What is being asked. Would you please copy each line of the data in which the string "JSON" occurs?

Data listing.
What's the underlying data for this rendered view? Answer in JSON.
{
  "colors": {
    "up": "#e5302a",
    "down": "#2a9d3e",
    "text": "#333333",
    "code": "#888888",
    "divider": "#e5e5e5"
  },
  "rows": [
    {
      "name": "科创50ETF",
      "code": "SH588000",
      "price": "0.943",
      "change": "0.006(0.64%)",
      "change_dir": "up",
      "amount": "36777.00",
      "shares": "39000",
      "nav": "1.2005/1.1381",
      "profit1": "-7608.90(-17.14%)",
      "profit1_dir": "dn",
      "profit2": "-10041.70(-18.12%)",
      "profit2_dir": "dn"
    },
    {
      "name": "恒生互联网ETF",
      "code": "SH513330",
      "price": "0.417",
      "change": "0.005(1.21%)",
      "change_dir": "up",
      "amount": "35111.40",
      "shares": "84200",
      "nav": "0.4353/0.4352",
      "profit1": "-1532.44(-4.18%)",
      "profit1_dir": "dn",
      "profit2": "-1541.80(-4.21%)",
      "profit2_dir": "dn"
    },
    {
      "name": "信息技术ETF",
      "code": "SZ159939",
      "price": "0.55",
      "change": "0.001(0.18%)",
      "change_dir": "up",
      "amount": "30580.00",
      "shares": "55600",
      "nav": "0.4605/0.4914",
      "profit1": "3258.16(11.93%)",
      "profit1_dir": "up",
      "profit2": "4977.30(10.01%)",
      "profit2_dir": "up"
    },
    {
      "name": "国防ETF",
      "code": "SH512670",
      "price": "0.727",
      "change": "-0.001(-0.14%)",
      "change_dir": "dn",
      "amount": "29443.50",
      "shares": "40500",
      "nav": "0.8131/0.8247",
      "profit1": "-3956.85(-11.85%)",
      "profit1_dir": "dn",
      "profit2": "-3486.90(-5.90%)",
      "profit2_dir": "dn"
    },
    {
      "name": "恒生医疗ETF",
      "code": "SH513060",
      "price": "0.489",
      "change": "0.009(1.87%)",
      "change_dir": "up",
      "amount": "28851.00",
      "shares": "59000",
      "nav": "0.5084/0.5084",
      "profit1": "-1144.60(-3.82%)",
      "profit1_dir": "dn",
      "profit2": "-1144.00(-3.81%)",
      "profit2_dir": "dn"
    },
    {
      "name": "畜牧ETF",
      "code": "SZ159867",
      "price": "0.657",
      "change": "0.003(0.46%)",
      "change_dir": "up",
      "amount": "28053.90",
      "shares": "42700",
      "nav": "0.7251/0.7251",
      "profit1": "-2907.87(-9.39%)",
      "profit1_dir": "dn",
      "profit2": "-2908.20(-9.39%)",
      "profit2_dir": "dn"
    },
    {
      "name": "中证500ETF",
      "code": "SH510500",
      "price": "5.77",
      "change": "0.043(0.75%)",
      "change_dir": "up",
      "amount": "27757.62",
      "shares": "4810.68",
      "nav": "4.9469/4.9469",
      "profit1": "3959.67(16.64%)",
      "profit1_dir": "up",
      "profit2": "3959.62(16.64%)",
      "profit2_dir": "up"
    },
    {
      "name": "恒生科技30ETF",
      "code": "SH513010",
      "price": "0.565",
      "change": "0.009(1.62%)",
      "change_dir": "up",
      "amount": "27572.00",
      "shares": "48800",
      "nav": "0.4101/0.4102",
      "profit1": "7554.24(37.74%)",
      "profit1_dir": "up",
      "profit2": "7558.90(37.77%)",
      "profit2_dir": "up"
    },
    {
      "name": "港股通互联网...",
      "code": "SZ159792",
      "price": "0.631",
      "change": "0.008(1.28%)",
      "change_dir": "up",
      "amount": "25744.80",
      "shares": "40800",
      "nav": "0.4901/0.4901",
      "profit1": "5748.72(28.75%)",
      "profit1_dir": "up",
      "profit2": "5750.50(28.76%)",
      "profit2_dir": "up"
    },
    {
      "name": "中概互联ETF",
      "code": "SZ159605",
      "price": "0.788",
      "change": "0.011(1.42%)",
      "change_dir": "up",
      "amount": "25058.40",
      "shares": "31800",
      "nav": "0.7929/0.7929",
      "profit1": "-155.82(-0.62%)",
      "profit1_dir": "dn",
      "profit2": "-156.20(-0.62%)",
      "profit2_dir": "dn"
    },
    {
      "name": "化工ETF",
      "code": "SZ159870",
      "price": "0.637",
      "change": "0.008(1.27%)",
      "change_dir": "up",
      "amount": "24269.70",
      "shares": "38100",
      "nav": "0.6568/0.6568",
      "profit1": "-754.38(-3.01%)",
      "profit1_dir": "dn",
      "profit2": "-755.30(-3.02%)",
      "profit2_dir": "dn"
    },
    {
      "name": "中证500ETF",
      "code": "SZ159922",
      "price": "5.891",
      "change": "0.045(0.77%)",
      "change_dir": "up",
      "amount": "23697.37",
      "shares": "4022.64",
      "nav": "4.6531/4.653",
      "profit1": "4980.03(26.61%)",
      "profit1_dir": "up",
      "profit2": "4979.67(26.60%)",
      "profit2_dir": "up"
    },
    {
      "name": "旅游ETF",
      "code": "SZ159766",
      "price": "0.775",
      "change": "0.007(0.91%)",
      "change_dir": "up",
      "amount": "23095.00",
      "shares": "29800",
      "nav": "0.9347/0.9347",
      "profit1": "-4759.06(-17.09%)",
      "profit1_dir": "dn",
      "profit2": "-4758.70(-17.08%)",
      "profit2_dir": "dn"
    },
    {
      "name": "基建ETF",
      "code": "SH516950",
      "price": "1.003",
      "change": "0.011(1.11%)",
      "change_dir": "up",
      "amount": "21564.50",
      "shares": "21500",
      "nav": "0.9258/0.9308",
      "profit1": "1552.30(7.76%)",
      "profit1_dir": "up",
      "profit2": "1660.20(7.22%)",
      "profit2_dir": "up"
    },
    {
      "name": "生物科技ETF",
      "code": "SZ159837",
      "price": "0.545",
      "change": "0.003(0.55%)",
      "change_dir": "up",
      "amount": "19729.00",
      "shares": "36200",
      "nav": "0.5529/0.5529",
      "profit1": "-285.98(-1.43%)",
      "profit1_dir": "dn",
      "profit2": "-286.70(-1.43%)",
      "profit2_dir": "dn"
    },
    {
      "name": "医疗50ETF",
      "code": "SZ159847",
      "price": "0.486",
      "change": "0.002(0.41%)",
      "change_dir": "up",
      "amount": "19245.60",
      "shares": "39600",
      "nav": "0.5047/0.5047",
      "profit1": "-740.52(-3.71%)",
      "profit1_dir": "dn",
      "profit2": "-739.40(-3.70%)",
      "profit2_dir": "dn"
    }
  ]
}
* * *
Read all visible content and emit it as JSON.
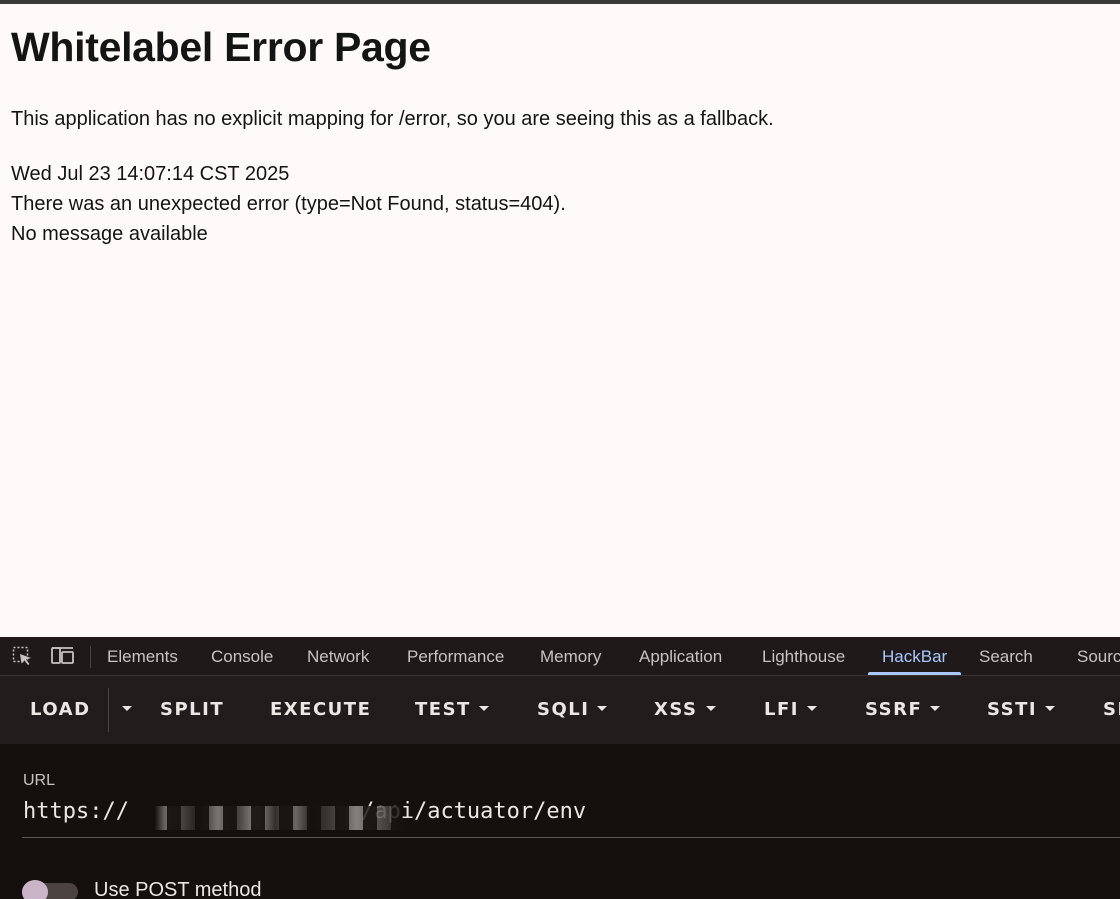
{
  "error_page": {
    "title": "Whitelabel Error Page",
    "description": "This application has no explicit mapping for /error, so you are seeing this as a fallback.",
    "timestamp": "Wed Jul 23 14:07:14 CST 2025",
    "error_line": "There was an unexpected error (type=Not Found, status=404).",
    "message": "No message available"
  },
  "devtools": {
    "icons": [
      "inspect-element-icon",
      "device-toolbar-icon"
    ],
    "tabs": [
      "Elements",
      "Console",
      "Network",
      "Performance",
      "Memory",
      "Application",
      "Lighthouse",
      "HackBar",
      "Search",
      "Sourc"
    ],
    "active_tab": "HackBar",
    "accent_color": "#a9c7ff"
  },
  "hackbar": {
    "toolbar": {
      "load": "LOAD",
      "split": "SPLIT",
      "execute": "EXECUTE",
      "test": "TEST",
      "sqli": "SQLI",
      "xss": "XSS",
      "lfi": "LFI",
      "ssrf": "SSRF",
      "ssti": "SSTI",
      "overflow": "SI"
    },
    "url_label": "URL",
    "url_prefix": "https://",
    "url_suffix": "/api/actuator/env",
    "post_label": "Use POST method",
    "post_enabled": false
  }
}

Response to this exercise.
What's the underlying data for this rendered view? Answer in JSON.
Read all visible content and emit it as JSON.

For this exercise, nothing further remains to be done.